The most common form of double taxation avoidance provided for in tax treaties is a credit system. Under this method, a taxpayer’s home country allows them a credit for taxes they have already paid abroad up to an amount equal to what would have been due if those same earnings were sourced domestically. This way taxpayers can avoid paying higher amounts than necessary and eliminate any chance that their profits will be taxed twice by different jurisdictions.
In some cases, there may be exemptions available under certain circumstances such as when a company derives profits from services performed outside its home country or when certain types of capital gains qualify as being generated through foreign investments rather than domestic operations. Additionally, some governments may waive additional taxes if foreign-sourced income is reinvested back into their economy instead of repatriated elsewhere.
Tax treaties provide numerous benefits for both individuals and businesses operating internationally by reducing the potential burden associated with double taxation as well as providing greater certainty about how much they need to pay in taxes each year. They also facilitate cross-border trade activities by ensuring that companies do not face excessive costs related to compliance with different regulations across various jurisdictions while helping them avoid disputes over conflicting interpretation of local laws governing overseas transactions.
Dividend Double Taxation and Investment Planning
The concept of double taxation of dividends has been discussed in the context of Tax Treaties and Double Taxation. This concept can also be applied to investment planning, as the double taxation of dividends has a direct impact on how investors structure their investments. It is important for investors to understand how dividend double taxation works and how it affects their investments so that they can plan accordingly.
Dividend double taxation occurs when income from a dividend is subject to tax twice. The first tax applies when the company pays out the dividend, while the second tax applies when an individual investor receives it. This differs from other types of income, such as wages or interest payments, which are usually only taxed once at the individual level. In some cases, there may even be three layers of taxes: one at the corporate level, one at the shareholder level and a third at the foreign-level, if shareholders live abroad.

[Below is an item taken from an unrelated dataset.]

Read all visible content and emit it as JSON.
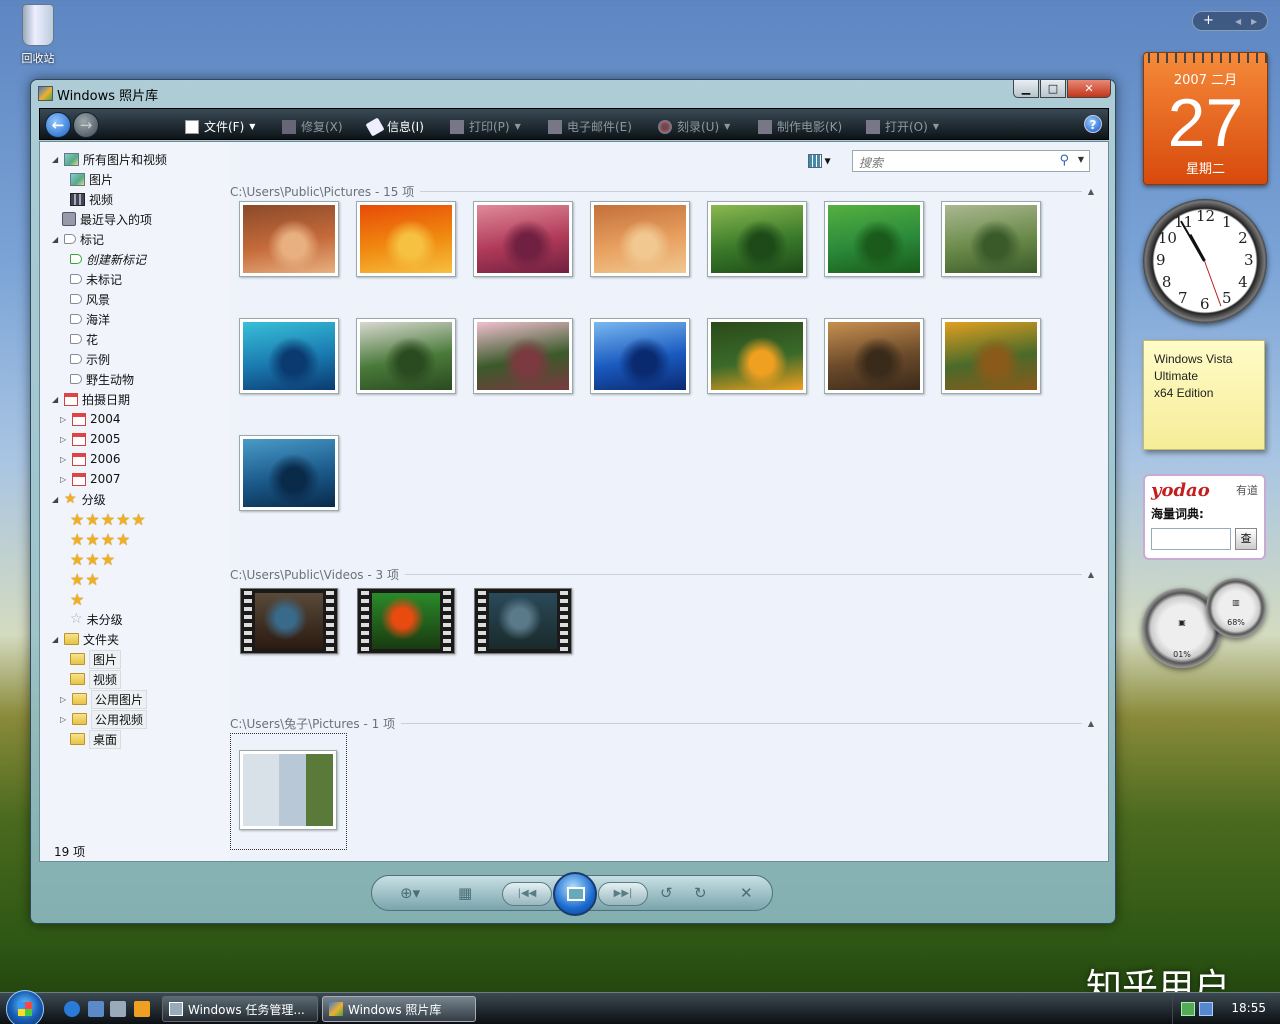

In order to avoid this form of double taxation, investors should familiarise themselves with applicable regulations and laws in their jurisdiction or country governing these types of payments. Additionally, investors can look into strategies such as reinvesting dividends back into stocks or using trusts for investing purposes in order to reduce their overall exposure to taxes on dividends. Further options include setting up accounts outside one’s home country in countries with lower tax rates or taking advantage of tax treaties between countries that limit double taxation on dividend income.
Investors must also consider other factors such as capital gains taxes that may apply when selling stocks after receiving dividends from them; however this type of taxation varies by jurisdiction and should be researched before making any decisions regarding investments involving dividends. Ultimately, understanding how dividend double taxation works is essential for making sound investment decisions that ensure maximum returns while avoiding unnecessary losses due to high levels of taxation on dividend income received through investments.